Emma: Like so much of his output, Mozart composed his final three symphonies with astonishing speed, completing the set in the summer of 1788. It was a very difficult time for the composer. Although he had enjoyed great success earlier in his career, he was now struggling financially and was also grieving the loss of his daughter Theresia, his third child to die in infancy. Many scholars suggest that Mozart was composing his final symphonies to be performed at a concert series but it is unknown if that ever eventuated or, in fact, if he even lived to see all three works performed. Symphony 41 is Mozart’s longest and last symphony and its grand scale and majestic tone earned it the nickname, “Jupiter”. By the beginning of the nineteenth century it was widely recognised as one of the greatest works of its genre.
MCO: There are a number of famous Mozart symphonies, but the Jupiter often gets singled out as “the finest” or “the greatest”. What is it about this symphony that makes it so great?
Emma: All of Mozart’s symphonies are masterpieces in their own right but there certainly is something very special about his final three – and Jupiter, in particular. One reason for this is the sheer scale of the symphony – it is significantly longer than his previous works. The way Mozart crafted and developed the themes in each movement, combined with the open quality of the C Major tonality, makes the work incredibly powerful and uplifting.
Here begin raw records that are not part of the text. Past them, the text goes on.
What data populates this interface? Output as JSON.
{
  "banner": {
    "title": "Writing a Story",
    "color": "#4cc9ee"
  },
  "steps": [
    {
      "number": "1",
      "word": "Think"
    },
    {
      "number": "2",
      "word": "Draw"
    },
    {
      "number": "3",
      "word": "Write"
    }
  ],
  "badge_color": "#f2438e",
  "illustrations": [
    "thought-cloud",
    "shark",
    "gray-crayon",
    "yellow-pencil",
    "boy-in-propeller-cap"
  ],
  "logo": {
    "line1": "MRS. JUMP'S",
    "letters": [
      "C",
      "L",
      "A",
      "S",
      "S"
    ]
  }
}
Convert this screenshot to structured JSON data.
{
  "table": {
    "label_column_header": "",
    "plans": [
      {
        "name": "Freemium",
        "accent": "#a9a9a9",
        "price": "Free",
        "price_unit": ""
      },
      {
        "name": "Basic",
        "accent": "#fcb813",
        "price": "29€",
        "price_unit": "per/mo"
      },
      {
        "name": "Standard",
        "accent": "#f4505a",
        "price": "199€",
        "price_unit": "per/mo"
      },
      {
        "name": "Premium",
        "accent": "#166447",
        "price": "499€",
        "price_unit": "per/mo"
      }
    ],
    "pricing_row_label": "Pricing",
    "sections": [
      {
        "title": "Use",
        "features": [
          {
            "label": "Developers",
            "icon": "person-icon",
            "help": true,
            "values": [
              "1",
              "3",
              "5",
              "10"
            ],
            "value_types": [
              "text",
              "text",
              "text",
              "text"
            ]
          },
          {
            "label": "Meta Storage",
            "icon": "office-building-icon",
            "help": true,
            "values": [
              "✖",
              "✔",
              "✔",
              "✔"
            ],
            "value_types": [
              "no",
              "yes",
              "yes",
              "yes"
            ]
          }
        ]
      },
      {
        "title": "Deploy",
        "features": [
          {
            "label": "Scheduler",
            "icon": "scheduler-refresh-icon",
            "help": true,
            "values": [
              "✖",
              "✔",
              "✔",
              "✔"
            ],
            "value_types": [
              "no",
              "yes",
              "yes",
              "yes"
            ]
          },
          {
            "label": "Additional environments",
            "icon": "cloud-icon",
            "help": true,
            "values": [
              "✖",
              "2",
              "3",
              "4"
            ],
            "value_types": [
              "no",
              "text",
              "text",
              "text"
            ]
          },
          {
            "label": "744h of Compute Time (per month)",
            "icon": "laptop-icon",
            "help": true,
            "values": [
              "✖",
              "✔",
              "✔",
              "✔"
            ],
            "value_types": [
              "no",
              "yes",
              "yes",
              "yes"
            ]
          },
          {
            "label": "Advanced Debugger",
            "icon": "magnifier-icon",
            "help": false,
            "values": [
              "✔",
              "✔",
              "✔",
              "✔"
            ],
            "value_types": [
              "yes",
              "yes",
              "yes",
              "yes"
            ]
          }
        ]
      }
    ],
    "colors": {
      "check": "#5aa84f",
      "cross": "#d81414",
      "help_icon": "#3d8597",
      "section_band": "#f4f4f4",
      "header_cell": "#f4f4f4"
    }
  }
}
In this symphony, Mozart once again conjures the world of opera – the music is full of emotion and character, at times wildly dramatic and then suddenly light-hearted and elegant. The final movement of the Jupiter Symphony is particularly notable. Mozart has written a fugue where the instruments of the orchestra play the same declamatory theme but enter at different times. These overlapping lines create energy and excitement for the listener. With this writing, Mozart gives a nod back to the complexity and grandeur of the Baroque era whilst always retaining the elegance of Classical style.
MCO: Tchaikovsky’s Violin Concerto is well known as an Everest for the violin soloist, but what is this music like to play from an orchestral point of view?
Emma: Tchaikovsky’s Violin Concerto is a complete joy to play – it is a work that, for me, never loses its charm. Whether intended for the stage or not, all of Tchaikovsky’s works evoke the world of ballet and, from the first few notes of the violin solo, it is easy to imagine an elegant choreography. I think one of the reasons Tchaikovsky’s violin concerto is so loved is because he does not simply relegate the orchestra to an accompanying role. He creates a lot of interplay between the orchestra and the soloist and also includes some fantastic orchestral tutti moments, where the whole ensemble has the opportunity to shine. My previous experiences of performing this work have always been with larger symphony orchestras so I am very excited to play it in a more intimate setting. I think it will offer us the opportunity to hear the concerto in a completely new way and will allow us a lot of flexibility in the way we support our brilliant soloist, Andrew Haveron.